===== Data extracts =====

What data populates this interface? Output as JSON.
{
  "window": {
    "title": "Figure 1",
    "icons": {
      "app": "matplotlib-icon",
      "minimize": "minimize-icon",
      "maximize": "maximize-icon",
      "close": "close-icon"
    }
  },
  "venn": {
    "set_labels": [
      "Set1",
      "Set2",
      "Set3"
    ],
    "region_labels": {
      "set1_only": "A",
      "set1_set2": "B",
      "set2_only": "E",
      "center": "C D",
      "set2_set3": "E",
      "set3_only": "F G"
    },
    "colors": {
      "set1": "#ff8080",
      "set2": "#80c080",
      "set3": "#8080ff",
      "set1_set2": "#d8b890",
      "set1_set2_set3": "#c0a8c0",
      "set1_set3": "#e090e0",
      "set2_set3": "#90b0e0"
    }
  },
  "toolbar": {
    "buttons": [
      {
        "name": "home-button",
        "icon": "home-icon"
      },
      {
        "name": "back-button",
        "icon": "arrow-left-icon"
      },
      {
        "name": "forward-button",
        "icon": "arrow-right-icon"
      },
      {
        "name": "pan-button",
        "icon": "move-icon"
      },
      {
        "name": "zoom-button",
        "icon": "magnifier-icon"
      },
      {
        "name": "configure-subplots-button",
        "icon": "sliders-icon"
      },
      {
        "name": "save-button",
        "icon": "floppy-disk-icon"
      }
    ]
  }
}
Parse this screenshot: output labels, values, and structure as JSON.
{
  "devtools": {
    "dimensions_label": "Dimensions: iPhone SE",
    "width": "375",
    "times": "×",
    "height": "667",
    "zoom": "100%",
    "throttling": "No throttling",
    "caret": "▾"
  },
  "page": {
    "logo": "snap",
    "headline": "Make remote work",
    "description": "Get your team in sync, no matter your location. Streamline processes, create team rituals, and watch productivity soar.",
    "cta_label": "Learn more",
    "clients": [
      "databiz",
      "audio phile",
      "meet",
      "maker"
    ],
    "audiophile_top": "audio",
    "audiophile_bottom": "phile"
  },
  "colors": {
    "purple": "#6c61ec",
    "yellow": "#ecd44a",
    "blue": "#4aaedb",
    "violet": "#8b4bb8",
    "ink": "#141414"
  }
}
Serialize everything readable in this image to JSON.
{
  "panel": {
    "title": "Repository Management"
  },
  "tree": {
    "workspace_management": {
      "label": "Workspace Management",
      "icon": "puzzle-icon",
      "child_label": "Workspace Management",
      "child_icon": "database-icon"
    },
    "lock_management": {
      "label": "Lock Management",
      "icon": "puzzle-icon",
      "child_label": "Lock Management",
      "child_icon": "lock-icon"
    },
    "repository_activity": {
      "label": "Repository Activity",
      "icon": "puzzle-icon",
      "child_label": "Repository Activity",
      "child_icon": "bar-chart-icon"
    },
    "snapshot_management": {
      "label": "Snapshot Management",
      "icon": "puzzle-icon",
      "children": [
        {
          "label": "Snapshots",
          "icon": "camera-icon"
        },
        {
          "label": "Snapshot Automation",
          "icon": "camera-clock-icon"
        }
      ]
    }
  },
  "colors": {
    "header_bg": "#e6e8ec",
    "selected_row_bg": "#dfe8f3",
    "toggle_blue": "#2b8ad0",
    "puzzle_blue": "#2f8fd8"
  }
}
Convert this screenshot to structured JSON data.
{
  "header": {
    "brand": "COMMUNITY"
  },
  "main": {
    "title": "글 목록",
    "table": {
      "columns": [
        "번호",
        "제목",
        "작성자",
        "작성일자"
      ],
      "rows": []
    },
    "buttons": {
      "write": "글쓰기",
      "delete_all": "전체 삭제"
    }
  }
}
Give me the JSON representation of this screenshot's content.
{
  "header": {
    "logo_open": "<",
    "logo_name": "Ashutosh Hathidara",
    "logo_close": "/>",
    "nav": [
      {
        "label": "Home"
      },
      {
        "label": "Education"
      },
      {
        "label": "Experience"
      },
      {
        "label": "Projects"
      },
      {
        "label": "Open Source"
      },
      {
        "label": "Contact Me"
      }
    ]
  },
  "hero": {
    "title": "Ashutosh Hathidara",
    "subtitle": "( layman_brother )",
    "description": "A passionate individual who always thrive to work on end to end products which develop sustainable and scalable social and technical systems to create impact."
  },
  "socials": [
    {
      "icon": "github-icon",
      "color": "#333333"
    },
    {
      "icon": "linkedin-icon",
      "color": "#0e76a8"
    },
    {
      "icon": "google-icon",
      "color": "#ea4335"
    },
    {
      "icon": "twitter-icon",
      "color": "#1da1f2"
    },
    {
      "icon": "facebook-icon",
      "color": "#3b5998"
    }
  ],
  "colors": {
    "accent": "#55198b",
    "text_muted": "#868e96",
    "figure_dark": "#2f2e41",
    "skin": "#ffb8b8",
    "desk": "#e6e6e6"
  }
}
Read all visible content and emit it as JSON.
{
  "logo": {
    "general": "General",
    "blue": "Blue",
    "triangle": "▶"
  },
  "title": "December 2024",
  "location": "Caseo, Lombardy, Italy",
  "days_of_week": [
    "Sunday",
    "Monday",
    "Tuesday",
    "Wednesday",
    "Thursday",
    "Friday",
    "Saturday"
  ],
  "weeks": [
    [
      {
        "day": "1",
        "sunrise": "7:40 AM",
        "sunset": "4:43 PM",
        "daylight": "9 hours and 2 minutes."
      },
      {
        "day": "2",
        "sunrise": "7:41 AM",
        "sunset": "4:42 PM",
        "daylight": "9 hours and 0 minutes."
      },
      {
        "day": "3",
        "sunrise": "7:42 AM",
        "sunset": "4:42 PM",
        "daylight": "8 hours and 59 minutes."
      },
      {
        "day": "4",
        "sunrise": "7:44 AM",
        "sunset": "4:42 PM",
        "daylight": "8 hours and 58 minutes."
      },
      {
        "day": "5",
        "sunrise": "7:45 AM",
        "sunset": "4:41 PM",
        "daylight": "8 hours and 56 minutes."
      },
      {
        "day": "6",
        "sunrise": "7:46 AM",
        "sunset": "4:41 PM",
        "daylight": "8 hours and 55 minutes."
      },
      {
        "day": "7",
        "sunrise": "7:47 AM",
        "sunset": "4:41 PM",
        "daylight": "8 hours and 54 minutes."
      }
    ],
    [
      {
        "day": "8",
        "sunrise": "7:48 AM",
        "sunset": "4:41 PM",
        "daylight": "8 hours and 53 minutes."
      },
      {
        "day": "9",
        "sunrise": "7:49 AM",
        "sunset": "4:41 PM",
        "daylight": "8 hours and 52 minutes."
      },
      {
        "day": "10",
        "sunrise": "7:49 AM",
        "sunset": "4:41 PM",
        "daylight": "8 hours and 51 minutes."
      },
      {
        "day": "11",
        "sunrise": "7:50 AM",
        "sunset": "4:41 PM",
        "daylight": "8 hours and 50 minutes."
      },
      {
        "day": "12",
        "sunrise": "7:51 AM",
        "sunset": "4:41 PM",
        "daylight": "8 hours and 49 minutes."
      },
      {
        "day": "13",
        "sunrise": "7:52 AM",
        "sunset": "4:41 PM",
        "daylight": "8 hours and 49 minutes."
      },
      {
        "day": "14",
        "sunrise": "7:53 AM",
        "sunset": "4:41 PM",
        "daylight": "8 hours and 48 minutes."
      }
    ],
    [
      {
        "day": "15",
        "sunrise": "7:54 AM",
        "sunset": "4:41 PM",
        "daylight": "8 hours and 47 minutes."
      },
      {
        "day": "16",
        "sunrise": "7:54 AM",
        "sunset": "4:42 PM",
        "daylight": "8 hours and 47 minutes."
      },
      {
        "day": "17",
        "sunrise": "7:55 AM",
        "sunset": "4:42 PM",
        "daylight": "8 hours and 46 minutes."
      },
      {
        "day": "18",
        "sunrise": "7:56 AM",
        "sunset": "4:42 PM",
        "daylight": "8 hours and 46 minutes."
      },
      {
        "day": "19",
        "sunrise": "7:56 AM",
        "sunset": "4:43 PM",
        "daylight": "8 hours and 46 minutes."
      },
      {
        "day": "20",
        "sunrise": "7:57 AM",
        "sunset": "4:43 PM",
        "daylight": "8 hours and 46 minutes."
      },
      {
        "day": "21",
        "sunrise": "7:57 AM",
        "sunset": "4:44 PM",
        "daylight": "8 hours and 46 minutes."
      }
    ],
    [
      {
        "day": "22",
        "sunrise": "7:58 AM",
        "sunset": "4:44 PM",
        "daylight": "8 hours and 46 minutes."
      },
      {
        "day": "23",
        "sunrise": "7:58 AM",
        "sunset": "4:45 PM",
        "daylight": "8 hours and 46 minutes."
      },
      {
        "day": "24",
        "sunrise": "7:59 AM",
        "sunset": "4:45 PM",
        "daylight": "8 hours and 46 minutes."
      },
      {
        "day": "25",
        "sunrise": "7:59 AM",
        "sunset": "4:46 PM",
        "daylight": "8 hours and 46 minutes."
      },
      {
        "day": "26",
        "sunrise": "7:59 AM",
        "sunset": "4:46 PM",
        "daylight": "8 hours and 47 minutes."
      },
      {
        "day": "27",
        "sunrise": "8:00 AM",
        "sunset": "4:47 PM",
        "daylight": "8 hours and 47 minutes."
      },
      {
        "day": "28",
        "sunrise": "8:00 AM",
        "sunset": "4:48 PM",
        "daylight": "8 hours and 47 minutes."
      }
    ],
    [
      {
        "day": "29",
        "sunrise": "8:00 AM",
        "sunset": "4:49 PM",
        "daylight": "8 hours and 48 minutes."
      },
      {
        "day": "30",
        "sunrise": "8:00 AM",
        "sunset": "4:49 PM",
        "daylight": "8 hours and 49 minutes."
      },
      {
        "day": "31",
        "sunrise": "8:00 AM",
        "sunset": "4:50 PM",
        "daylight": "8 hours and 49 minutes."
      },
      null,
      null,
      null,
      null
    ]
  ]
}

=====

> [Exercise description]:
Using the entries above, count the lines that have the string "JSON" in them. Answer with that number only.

> [Solution to this task]:
6